**REQUIRED WORK**
Your reply should hold only the lines from the records below where "JSON" occurs.

**Items from a data source**
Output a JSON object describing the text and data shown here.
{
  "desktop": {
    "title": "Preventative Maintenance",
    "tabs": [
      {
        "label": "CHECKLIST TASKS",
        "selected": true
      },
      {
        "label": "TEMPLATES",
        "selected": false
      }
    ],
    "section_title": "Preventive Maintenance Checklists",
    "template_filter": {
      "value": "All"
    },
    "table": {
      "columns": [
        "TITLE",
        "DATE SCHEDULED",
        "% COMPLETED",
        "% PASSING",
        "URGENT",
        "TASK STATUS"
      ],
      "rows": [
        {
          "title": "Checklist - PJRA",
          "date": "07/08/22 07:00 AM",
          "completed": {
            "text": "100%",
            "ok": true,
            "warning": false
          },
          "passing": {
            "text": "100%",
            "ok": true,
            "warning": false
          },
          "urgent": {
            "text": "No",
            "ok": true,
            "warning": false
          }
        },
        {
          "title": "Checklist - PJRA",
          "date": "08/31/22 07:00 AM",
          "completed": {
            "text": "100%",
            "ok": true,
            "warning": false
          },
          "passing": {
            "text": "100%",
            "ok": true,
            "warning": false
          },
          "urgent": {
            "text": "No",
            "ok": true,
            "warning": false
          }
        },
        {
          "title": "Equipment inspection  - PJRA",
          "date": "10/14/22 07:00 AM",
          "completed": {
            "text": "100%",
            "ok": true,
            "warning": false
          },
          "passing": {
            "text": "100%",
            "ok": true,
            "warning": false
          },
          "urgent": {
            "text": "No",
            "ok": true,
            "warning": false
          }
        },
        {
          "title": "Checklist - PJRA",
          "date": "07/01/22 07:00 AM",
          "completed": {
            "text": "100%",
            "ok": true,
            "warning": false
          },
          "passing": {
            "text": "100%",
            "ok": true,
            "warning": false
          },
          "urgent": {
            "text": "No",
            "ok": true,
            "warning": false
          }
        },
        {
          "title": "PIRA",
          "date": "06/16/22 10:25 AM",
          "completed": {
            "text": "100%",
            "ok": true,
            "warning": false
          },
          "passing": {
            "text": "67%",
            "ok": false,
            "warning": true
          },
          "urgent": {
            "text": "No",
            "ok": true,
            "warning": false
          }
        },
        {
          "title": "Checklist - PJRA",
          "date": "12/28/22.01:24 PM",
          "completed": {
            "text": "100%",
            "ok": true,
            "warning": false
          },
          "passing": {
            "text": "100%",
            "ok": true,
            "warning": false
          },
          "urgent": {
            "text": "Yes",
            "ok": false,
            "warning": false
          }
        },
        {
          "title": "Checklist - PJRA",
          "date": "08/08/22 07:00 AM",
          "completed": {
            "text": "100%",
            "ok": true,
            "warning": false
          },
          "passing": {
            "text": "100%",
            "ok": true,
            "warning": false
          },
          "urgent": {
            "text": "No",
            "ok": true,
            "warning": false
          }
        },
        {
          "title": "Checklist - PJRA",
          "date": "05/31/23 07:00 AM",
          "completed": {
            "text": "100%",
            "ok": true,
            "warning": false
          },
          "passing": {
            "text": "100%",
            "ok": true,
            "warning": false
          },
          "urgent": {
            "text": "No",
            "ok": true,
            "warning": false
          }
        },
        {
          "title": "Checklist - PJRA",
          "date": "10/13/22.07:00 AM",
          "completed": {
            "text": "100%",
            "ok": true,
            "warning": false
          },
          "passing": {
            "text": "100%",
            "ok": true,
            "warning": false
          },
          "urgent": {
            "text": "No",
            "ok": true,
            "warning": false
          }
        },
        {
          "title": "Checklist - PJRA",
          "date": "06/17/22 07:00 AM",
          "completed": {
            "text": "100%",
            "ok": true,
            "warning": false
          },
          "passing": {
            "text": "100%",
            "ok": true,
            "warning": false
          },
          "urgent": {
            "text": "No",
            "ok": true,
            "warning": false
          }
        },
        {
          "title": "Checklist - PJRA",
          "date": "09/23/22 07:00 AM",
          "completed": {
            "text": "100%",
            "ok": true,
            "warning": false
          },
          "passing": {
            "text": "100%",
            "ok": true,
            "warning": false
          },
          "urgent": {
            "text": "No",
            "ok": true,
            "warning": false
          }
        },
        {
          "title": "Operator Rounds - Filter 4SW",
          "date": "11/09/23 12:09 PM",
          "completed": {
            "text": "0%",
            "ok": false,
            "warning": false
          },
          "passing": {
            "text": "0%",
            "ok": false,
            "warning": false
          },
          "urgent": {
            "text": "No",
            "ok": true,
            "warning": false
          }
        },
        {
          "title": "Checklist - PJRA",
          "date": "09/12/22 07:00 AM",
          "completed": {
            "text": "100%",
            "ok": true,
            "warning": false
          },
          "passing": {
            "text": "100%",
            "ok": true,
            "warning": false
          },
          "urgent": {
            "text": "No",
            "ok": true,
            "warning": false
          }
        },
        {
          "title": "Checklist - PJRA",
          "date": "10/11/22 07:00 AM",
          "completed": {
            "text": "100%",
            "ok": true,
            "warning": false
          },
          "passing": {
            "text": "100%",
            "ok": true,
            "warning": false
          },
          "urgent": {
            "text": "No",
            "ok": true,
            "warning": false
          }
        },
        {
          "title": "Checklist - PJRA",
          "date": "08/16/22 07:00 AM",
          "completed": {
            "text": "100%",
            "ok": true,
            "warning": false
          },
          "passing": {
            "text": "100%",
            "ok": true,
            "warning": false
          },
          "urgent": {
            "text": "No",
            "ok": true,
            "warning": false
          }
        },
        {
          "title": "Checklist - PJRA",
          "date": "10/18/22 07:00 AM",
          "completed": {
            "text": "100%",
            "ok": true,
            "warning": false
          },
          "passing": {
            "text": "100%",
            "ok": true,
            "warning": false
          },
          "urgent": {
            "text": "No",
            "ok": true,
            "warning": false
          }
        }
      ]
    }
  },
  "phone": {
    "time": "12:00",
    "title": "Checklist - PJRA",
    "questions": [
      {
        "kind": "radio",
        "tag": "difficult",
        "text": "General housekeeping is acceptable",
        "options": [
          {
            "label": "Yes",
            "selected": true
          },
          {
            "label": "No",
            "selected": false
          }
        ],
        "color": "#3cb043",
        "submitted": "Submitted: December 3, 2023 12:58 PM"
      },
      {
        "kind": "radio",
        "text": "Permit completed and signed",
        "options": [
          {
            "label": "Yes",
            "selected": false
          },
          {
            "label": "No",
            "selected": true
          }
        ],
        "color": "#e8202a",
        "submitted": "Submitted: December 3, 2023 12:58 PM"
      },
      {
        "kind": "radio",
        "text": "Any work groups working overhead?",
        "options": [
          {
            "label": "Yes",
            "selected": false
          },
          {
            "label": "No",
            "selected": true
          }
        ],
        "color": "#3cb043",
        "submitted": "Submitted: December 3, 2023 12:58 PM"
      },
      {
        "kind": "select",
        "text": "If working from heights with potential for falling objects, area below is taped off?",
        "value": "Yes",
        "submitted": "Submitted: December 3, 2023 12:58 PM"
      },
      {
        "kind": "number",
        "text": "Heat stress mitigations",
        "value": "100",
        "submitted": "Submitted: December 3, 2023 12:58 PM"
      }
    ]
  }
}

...

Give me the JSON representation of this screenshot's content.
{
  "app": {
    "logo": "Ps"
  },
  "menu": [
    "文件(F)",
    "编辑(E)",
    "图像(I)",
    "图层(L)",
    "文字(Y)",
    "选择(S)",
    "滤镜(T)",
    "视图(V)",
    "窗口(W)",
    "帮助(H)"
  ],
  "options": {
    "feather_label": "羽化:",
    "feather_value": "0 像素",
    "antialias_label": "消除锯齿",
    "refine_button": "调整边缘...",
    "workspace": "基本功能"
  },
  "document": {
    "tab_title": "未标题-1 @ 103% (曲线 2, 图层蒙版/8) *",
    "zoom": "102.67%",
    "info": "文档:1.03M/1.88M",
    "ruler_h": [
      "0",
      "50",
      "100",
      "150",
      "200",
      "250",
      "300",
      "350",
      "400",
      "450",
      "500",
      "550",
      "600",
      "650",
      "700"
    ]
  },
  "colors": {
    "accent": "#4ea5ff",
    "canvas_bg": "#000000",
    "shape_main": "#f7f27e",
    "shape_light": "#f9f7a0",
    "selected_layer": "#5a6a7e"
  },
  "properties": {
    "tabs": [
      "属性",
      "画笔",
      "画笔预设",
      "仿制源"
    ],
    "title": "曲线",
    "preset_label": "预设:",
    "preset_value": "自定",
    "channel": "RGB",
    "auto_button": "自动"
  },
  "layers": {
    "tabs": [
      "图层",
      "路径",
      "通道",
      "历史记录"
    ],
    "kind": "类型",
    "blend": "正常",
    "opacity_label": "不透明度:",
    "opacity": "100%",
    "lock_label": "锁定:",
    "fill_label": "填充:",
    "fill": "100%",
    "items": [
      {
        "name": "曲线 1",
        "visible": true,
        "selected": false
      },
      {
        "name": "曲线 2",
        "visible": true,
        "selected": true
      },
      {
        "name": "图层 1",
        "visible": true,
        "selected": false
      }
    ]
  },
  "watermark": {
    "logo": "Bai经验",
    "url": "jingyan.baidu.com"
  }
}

**SOLUTION FOR THIS EXERCISE**
Output a JSON object describing the text and data shown here.
Give me the JSON representation of this screenshot's content.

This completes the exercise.